[[ Records shown open ]]

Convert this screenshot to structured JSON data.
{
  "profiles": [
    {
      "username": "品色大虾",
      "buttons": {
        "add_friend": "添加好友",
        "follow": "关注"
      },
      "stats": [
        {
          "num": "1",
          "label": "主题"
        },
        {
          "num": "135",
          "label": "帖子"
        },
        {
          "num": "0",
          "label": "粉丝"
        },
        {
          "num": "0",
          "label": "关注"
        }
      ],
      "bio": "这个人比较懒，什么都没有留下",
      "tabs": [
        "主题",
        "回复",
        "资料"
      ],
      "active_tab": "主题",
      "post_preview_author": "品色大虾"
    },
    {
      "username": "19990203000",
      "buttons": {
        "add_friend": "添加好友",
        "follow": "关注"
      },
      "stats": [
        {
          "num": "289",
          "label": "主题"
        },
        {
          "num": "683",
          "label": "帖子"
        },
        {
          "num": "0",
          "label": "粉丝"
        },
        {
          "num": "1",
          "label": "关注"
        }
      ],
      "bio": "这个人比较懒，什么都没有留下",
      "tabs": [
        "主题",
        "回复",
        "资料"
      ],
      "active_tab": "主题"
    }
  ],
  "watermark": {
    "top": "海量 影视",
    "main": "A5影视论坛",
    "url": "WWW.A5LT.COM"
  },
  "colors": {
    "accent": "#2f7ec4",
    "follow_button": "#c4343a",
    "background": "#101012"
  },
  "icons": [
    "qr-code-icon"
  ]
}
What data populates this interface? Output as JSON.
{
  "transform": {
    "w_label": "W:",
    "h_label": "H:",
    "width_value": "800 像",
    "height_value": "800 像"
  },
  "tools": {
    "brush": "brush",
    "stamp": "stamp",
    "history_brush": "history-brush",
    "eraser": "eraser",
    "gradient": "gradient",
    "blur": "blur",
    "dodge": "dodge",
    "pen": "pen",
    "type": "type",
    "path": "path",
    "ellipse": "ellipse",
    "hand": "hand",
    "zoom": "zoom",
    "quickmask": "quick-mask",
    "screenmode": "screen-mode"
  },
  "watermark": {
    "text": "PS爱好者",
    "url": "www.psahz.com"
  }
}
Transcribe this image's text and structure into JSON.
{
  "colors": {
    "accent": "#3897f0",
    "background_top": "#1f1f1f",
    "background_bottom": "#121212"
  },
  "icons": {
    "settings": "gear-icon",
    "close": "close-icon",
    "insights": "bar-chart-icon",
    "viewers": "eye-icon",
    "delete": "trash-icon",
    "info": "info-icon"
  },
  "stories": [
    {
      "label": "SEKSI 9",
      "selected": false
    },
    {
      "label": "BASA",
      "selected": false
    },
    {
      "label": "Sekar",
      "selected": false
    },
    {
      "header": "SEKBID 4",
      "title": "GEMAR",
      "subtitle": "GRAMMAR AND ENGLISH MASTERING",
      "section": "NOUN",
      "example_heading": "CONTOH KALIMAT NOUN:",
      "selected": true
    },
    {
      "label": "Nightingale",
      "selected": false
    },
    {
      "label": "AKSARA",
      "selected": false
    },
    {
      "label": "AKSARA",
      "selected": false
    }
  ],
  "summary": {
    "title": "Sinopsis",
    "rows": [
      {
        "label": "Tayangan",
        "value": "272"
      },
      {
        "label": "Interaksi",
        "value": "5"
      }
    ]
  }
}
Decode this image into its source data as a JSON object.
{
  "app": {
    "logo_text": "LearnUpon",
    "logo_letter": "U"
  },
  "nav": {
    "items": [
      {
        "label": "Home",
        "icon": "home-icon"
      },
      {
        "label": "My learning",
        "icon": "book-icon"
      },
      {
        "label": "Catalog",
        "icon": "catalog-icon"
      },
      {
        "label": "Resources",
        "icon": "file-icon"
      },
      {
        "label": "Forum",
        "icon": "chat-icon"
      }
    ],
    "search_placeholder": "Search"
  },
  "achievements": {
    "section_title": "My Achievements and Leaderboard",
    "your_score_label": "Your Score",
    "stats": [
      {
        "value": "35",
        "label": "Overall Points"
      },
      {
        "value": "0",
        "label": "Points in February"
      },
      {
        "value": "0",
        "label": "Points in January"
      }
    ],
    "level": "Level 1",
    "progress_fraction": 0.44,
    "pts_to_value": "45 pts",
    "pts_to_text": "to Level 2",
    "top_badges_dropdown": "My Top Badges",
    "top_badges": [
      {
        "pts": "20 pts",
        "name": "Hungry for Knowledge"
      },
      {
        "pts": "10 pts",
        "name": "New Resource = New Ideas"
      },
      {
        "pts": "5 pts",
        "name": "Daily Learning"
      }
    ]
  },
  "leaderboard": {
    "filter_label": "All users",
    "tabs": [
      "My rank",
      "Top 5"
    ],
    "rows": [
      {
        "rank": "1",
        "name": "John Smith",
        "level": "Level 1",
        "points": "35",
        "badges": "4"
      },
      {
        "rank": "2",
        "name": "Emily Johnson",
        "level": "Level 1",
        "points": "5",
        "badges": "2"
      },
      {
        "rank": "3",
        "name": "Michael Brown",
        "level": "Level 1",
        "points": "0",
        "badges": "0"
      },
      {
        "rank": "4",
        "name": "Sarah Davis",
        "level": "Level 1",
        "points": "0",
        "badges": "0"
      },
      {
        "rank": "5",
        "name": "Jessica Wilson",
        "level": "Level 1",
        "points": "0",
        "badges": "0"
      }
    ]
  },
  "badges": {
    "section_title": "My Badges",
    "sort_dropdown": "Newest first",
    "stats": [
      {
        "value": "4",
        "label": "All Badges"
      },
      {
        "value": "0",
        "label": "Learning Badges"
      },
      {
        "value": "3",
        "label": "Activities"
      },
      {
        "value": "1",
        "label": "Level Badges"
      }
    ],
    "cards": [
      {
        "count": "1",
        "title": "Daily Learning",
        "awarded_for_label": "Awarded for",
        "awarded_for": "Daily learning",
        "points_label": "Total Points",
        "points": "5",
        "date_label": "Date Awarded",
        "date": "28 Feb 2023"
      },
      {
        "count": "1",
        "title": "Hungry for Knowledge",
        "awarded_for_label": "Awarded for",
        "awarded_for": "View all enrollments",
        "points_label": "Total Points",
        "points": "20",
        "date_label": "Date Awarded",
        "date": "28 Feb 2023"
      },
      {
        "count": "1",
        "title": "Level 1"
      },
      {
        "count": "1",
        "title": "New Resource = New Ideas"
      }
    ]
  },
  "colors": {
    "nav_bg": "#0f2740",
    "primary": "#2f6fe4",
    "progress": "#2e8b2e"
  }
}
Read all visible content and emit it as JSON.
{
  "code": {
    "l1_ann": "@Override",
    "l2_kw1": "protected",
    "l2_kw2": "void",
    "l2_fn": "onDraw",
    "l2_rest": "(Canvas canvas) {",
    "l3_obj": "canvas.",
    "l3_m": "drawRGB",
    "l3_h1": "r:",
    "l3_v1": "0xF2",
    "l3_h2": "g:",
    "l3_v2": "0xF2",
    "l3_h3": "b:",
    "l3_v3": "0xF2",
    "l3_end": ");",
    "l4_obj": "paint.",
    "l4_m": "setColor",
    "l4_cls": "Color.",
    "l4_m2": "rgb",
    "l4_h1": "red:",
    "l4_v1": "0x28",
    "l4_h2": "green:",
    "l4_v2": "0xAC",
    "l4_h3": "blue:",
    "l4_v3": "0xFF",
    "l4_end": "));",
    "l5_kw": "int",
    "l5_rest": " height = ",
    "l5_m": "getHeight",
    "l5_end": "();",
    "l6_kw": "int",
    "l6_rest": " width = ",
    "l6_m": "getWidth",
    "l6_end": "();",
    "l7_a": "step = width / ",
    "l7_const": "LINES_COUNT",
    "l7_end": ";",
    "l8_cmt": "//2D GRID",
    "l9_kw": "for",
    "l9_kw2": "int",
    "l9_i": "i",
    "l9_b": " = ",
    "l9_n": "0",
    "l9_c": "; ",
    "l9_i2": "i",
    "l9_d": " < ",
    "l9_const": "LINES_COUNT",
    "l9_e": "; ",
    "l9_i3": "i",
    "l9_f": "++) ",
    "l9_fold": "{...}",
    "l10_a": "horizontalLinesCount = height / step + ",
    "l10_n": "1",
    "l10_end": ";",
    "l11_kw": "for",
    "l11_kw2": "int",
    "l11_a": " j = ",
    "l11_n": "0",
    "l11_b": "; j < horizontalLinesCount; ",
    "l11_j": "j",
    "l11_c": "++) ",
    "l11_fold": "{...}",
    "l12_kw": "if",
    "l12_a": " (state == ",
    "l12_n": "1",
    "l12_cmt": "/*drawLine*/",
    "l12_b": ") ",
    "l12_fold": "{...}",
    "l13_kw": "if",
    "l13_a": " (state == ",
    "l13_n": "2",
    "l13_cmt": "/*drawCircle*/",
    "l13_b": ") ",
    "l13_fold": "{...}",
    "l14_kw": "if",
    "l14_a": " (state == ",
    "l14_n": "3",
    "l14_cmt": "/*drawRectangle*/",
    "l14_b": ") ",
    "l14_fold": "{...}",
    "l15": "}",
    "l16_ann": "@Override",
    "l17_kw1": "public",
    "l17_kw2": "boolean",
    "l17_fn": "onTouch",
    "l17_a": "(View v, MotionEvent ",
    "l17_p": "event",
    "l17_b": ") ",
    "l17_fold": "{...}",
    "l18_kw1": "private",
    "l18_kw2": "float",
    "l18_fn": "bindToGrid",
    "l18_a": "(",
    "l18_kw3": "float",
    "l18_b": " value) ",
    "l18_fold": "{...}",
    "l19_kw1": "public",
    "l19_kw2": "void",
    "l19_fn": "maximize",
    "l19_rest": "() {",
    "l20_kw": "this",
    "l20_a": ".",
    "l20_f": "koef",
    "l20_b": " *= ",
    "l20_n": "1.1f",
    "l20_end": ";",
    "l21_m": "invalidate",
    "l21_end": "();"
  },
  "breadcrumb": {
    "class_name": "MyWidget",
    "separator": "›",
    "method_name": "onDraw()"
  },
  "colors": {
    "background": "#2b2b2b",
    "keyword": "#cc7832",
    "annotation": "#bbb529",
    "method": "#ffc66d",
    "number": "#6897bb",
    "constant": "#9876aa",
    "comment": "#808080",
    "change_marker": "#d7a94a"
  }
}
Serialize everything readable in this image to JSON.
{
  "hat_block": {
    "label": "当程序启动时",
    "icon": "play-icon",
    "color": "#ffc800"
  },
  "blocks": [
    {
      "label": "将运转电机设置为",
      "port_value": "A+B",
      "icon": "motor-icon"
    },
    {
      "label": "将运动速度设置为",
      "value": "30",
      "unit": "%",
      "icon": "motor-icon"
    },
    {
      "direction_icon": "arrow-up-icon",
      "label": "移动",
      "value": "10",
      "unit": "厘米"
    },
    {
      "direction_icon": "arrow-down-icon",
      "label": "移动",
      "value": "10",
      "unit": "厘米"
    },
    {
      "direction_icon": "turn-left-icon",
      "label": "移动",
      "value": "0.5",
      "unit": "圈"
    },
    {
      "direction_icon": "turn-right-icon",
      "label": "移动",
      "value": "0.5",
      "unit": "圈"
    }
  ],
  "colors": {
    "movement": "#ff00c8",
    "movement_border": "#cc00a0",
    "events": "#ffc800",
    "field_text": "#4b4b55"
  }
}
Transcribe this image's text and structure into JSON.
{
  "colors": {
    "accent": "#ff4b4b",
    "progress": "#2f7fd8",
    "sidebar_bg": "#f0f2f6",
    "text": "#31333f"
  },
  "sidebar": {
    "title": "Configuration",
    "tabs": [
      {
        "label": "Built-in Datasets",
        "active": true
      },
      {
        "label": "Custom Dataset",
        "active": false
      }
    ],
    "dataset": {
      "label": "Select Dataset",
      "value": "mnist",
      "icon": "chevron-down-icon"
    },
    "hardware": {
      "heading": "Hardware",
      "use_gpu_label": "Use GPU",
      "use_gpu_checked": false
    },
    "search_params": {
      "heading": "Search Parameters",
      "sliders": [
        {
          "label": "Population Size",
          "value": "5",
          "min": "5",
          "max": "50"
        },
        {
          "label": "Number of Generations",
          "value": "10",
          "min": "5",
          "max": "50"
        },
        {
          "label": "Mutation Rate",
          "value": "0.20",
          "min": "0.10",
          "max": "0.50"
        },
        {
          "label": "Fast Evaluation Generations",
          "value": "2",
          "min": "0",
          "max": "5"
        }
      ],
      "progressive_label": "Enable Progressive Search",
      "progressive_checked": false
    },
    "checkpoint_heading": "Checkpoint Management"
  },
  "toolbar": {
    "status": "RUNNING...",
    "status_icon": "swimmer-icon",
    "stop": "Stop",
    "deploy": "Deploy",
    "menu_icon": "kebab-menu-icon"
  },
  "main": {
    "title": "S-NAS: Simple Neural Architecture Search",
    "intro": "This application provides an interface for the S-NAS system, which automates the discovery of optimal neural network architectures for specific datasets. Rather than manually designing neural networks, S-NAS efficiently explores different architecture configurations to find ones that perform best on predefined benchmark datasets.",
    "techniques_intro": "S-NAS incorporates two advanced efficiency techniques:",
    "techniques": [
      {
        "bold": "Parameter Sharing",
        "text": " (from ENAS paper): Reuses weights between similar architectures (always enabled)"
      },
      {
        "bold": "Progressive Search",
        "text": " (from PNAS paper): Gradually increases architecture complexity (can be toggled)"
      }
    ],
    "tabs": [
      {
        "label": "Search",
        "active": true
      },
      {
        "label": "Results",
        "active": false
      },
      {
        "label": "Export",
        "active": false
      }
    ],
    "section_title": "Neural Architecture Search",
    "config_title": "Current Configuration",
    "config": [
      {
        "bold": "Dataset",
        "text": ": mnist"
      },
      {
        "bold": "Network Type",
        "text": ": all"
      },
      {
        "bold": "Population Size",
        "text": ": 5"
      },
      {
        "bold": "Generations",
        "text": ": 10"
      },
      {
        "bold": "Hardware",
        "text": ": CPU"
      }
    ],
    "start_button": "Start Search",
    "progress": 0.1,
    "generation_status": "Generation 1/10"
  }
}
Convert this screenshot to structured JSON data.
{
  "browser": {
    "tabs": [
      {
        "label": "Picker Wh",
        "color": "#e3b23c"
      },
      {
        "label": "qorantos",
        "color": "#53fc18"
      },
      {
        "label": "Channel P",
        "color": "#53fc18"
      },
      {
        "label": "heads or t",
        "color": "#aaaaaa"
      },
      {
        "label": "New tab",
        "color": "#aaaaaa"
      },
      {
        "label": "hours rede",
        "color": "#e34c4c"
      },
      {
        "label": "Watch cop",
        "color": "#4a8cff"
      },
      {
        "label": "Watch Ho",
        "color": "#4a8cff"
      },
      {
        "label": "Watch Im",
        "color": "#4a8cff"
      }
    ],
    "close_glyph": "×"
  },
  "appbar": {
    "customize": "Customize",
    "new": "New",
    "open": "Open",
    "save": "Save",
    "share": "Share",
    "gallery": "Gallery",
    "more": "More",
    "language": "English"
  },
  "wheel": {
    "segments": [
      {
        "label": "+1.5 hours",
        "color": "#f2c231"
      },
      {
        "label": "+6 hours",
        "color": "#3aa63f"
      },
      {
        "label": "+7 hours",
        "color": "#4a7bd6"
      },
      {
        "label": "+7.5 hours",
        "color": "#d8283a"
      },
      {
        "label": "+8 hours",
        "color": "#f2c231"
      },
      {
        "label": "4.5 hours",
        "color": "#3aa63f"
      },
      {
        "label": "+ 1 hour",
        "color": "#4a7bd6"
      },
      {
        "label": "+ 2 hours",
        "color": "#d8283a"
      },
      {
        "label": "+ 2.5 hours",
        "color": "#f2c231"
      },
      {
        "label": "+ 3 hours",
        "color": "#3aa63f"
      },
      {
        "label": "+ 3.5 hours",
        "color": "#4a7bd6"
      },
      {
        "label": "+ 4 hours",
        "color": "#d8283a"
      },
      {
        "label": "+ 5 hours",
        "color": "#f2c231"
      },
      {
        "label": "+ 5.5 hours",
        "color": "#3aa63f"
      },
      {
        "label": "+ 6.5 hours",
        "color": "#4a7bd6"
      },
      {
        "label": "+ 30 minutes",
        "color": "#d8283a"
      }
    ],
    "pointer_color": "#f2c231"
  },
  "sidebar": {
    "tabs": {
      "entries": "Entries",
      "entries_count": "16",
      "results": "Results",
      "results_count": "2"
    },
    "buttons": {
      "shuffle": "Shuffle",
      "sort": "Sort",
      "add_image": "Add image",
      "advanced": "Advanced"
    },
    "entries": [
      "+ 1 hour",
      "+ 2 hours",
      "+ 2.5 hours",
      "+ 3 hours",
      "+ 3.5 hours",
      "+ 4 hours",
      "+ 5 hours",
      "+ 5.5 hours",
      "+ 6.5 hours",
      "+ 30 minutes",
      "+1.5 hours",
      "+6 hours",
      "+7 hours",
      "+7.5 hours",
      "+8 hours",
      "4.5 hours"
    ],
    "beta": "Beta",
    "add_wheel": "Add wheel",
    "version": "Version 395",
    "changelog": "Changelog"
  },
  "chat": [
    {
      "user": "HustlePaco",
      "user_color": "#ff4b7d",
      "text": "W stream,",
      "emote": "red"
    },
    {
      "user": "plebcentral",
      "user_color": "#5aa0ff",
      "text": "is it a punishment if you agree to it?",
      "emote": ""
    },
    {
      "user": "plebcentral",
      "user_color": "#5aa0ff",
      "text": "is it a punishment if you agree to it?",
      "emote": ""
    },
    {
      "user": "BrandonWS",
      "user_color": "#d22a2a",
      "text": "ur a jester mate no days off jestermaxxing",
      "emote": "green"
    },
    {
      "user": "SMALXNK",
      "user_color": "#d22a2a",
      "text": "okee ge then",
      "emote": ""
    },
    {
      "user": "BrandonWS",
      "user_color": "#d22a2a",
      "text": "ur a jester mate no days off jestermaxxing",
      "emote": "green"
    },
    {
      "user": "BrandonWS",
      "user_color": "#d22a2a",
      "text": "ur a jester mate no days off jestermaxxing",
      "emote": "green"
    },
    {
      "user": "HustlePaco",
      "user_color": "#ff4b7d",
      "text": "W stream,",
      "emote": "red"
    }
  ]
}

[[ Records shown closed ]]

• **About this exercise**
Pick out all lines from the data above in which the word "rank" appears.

• **Answer to this exercise**
      "My rank",
        "rank": "1",
        "rank": "2",
        "rank": "3",
        "rank": "4",
        "rank": "5",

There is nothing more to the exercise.